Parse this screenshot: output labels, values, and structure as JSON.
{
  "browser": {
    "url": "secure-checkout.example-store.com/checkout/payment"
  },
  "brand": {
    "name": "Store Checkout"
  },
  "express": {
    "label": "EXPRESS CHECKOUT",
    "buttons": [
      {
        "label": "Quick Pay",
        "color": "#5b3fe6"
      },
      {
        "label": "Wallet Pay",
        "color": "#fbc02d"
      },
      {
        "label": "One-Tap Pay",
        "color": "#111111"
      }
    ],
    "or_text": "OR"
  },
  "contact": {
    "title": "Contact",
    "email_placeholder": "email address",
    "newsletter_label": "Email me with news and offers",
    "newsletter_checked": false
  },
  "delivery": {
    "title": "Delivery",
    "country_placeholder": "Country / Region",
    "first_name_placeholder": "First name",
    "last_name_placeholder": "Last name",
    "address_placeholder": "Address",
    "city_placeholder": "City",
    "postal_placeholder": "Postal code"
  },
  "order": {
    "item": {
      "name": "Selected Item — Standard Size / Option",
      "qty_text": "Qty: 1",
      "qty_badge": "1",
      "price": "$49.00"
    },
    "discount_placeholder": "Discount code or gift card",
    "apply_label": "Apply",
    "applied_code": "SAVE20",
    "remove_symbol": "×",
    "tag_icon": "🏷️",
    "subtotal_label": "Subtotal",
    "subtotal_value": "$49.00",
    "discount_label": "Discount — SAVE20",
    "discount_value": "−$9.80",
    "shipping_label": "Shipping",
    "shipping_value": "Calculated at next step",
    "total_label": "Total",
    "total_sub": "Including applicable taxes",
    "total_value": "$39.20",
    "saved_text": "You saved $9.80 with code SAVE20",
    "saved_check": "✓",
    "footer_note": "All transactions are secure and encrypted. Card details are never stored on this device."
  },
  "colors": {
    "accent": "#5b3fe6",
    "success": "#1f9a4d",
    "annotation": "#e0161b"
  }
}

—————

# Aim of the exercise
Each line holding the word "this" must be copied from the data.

# Written answer
Parse this screenshot: output labels, values, and structure as JSON.
    "footer_note": "All transactions are secure and encrypted. Card details are never stored on this device."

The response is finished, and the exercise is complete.